But he’s got more to say:
Under the . . . laws . . . the Government permits many millions more to be added to the cost of the living of our people and to be taken from our consumers, which unreasonably swell the profits of a small but powerful minority. . . .
[T]he Government, under pretext of an exercise of its taxing power, enters gratuitously into partnership with these favorites, to their advantage and to the injury of a vast majority of our people.
This is not equality before the law.
Sounding like one of today’s Progressives attacking “trickle-down economics,” he continues:
He mocks the people who proposes that the Government shall protect the rich and that they in turn will care for the laboring poor. Any intermediary between the people and their Government or the least delegation of the care and protection the Government owes to the humblest citizen in the land makes the boast of free institutions a glittering delusion and the pretended boon of American citizenship a shameless imposition.
Call for Reform
And he’s not finished. The speaker calls for reform, which he expects would have the support “of all who believe that the contented competence and comfort of many accord better with the spirit of our institutions than colossal fortunes unfairly gathered in the hands of a few” (emphasis added).
Who is this man? Progressive politician William Jennings Bryan? Socialist Party presidential candidate and union leader Eugene V. Debs?
No. It is neither of them.
Casting a wider net, perhaps it is the “free market socialist” writer and editor Benjamin Tucker?
It is Grover Cleveland, the 22nd and 24th president of the United States. The occasion: his December 1888 State of the Union address, delivered a month after losing his reelection bid in the electoral college (but not in the popular vote) to Benjamin Harrison. (There is high irony here considering that Cleveland had a long and close relationship with the House of Morgan, the center of American corporate statism.)
Source of Privilege: The Tariff

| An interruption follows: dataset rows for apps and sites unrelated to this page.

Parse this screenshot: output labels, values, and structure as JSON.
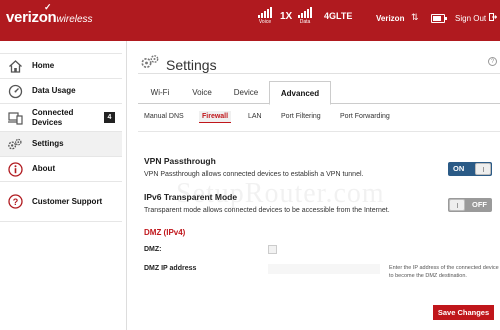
{
  "header": {
    "brand_name": "verizon",
    "brand_sub": "wireless",
    "status": [
      {
        "label": "Voice",
        "bars": 5
      },
      {
        "label": "Data",
        "bars": 5
      }
    ],
    "network_1x": "1X",
    "network_4g": "4GLTE",
    "carrier": "Verizon",
    "signout_label": "Sign Out",
    "battery_level": 0.8
  },
  "sidebar": {
    "items": [
      {
        "label": "Home",
        "icon": "house-icon"
      },
      {
        "label": "Data Usage",
        "icon": "meter-icon"
      },
      {
        "label": "Connected\nDevices",
        "icon": "devices-icon",
        "badge": "4"
      },
      {
        "label": "Settings",
        "icon": "gears-icon",
        "active": true
      },
      {
        "label": "About",
        "icon": "info-icon"
      },
      {
        "label": "Customer Support",
        "icon": "question-icon"
      }
    ]
  },
  "main": {
    "title": "Settings",
    "help_icon": "?",
    "tabs": [
      "Wi-Fi",
      "Voice",
      "Device",
      "Advanced"
    ],
    "active_tab": "Advanced",
    "subtabs": [
      "Manual DNS",
      "Firewall",
      "LAN",
      "Port Filtering",
      "Port Forwarding"
    ],
    "active_subtab": "Firewall",
    "vpn": {
      "title": "VPN Passthrough",
      "desc": "VPN Passthrough allows connected devices to establish a VPN tunnel.",
      "state": "ON"
    },
    "ipv6": {
      "title": "IPv6 Transparent Mode",
      "desc": "Transparent mode allows connected devices to be accessible from the Internet.",
      "state": "OFF"
    },
    "dmz": {
      "title": "DMZ (IPv4)",
      "checkbox_label": "DMZ:",
      "ip_label": "DMZ IP address",
      "ip_value": "",
      "hint": "Enter the IP address of the connected device to become the DMZ destination."
    },
    "save_label": "Save Changes"
  },
  "watermark": "SetupRouter.com",
  "colors": {
    "brand_red": "#b01a1f",
    "accent_red": "#c0161b",
    "toggle_on": "#2a5a86",
    "toggle_off": "#9a9a9a"
  }
}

The source of corporate privilege that raised Cleveland’s ire was the tariff, one of Tucker’s despised “four monopolies.” (Back in the day, it was said, “The tariff is the mother of trusts.”) As Cleveland puts it, “It can not be denied that the selfish and private interests which are so persistently heard when efforts are made to deal in a just and comprehensive manner with our tariff laws are related to, if they are not responsible for, the sentiment largely prevailing among the people that the General Government is the fountain of individual and private aid.”

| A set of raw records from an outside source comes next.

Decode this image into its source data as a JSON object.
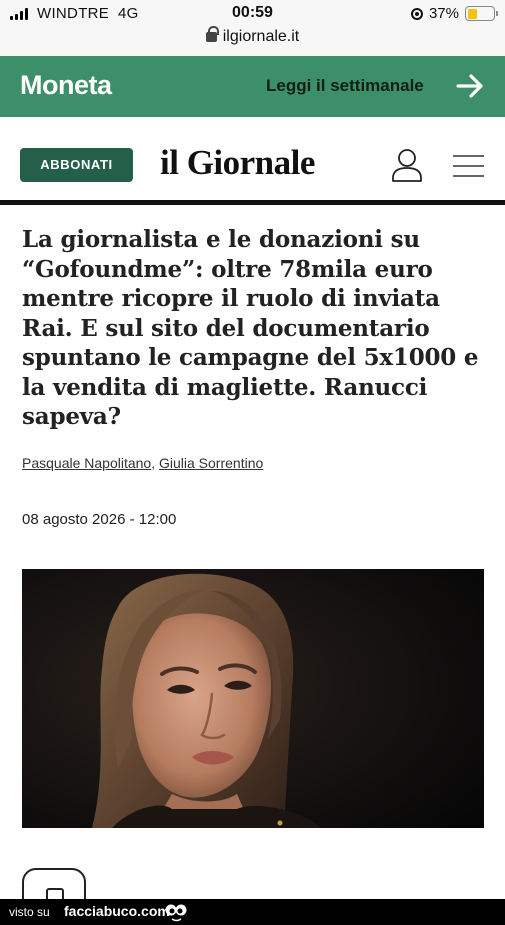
{
  "status_bar": {
    "carrier": "WINDTRE",
    "network": "4G",
    "time": "00:59",
    "url": "ilgiornale.it",
    "battery_percent": "37%",
    "battery_level": 0.37
  },
  "promo_banner": {
    "brand": "Moneta",
    "cta": "Leggi il settimanale",
    "background_color": "#3d8f6a"
  },
  "header": {
    "subscribe_label": "ABBONATI",
    "logo_text": "il Giornale",
    "brand_color": "#245f4a",
    "user_icon": "user-icon",
    "menu_icon": "hamburger-menu-icon"
  },
  "article": {
    "headline": "La giornalista e le donazioni su “Gofoundme”: oltre 78mila euro mentre ricopre il ruolo di inviata Rai. E sul sito del documentario spuntano le campagne del 5x1000 e la vendita di magliette. Ranucci sapeva?",
    "authors": [
      "Pasquale Napolitano",
      "Giulia Sorrentino"
    ],
    "author_separator": ",",
    "date": "08 agosto 2026 - 12:00"
  },
  "watermark": {
    "prefix": "visto su",
    "site": "facciabuco.com"
  }
}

Then, astoundingly, he adds:
Communism is a hateful thing and a menace to peace and organized government; but the communism of combined wealth and capital, the outgrowth of overweening cupidity and selfishness, which insidiously undermines the justice and integrity of free institutions, is not less dangerous than the communism of oppressed poverty and toil, which, exasperated by injustice and discontent, attacks with wild disorder the citadel of rule. [Emphasis added.]

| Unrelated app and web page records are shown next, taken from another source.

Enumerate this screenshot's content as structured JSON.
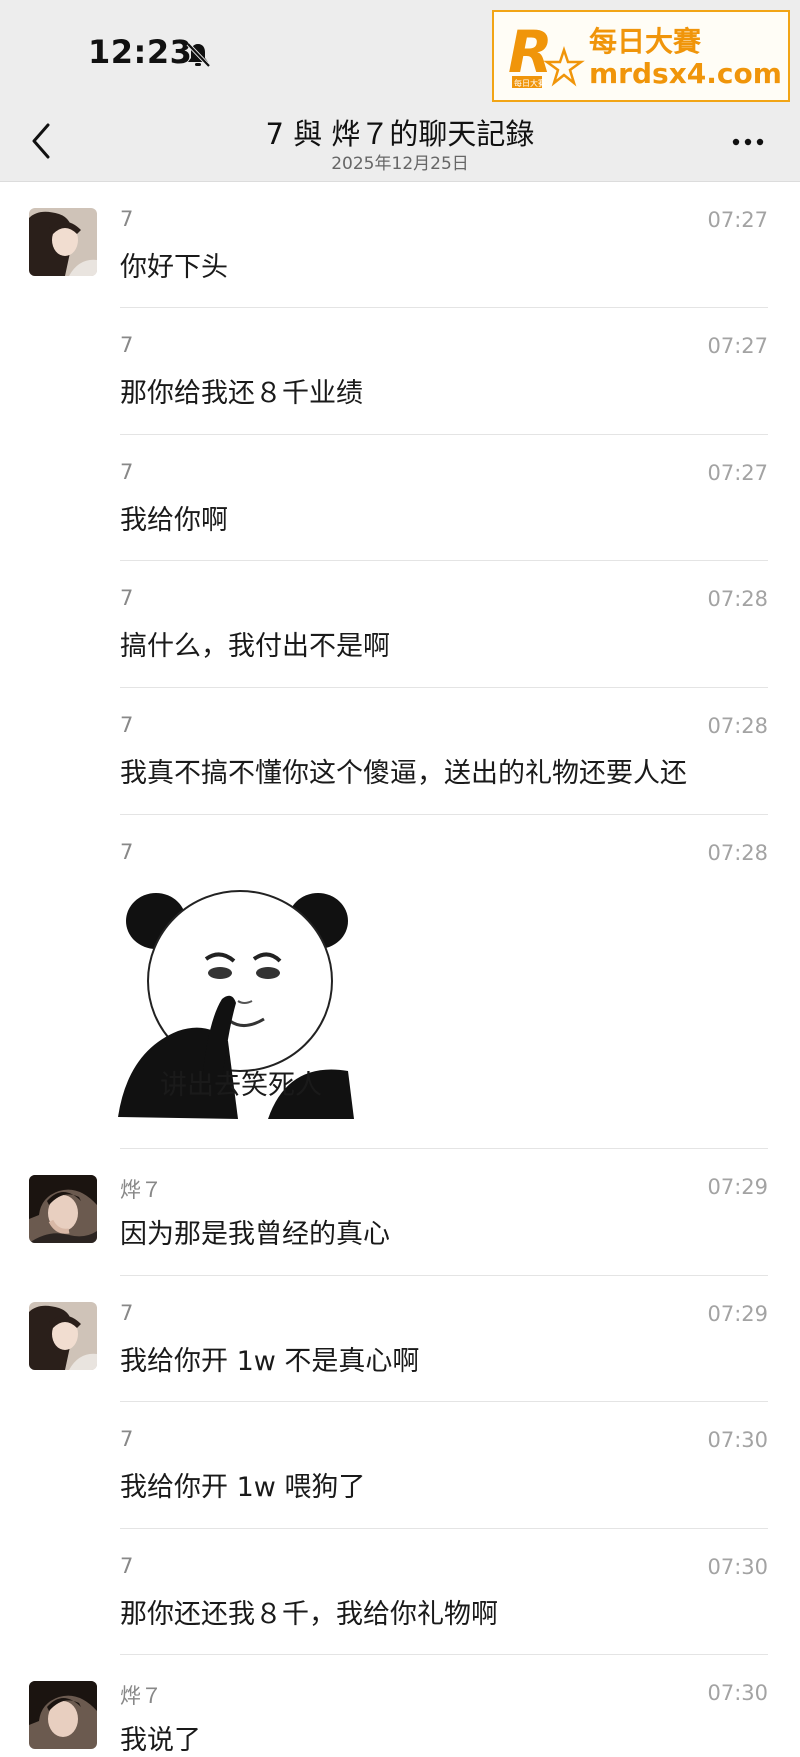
{
  "status_bar": {
    "time": "12:23",
    "mute_icon": "bell-slash-icon"
  },
  "watermark": {
    "brand": "每日大賽",
    "url": "mrdsx4.com",
    "logo_letter": "R",
    "logo_tag": "每日大賽",
    "color": "#f0950a"
  },
  "nav": {
    "title": "7 與 烨７的聊天記錄",
    "subtitle": "2025年12月25日",
    "back_icon": "chevron-left-icon",
    "more_icon": "more-dots-icon"
  },
  "messages": [
    {
      "sender": "7",
      "time": "07:27",
      "text": "你好下头"
    },
    {
      "sender": "7",
      "time": "07:27",
      "text": "那你给我还８千业绩"
    },
    {
      "sender": "7",
      "time": "07:27",
      "text": "我给你啊"
    },
    {
      "sender": "7",
      "time": "07:28",
      "text": "搞什么，我付出不是啊"
    },
    {
      "sender": "7",
      "time": "07:28",
      "text": "我真不搞不懂你这个傻逼，送出的礼物还要人还"
    },
    {
      "sender": "7",
      "time": "07:28",
      "text": "讲出去笑死人"
    },
    {
      "sender": "烨７",
      "time": "07:29",
      "text": "因为那是我曾经的真心"
    },
    {
      "sender": "7",
      "time": "07:29",
      "text": "我给你开 1w 不是真心啊"
    },
    {
      "sender": "7",
      "time": "07:30",
      "text": "我给你开 1w 喂狗了"
    },
    {
      "sender": "7",
      "time": "07:30",
      "text": "那你还还我８千，我给你礼物啊"
    },
    {
      "sender": "烨７",
      "time": "07:30",
      "text": "我说了"
    }
  ]
}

Note what Cleveland is saying: The impetus for communism is not the masses’ or intellectuals’ envy of wealth earned through achievement in the market, but rather honest people’s frustration at being exploited through the collusion of capital and State, which Cleveland also labels a form of “communism.” In another place he refers to the “communism of pelf.”
No Laissez Faire
Thus, judging by Cleveland’s address, America in the Gilded Age was no era of laissez faire characterized by rugged entrepreneurship. Rather, it was a neomercantilist corporate state, where government–as only government can–empowered privileged business interests to make fortunes at the expense of regular working and consuming Americans. Cleveland, in this speech at least, echoes the pro-market “anti-capitalist” critique voiced by Lysander Spooner, Benjamin Tucker, and their compatriots for whom justice for worker-consumers was the very basis of their seminal libertarian movement. (Yet see Spooner’s letter to Cleveland and Cleveland’s role in the Pullman strike.) Later classical-liberal historians Arthur A. Ekirch Jr. and George C. Roche III shared their critique. (See also Joseph R. Stromberg’s “The Gilded Age: A Modest Revision.”)
Cleveland’s words will undoubtedly surprise most people—regardless of their political philosophy.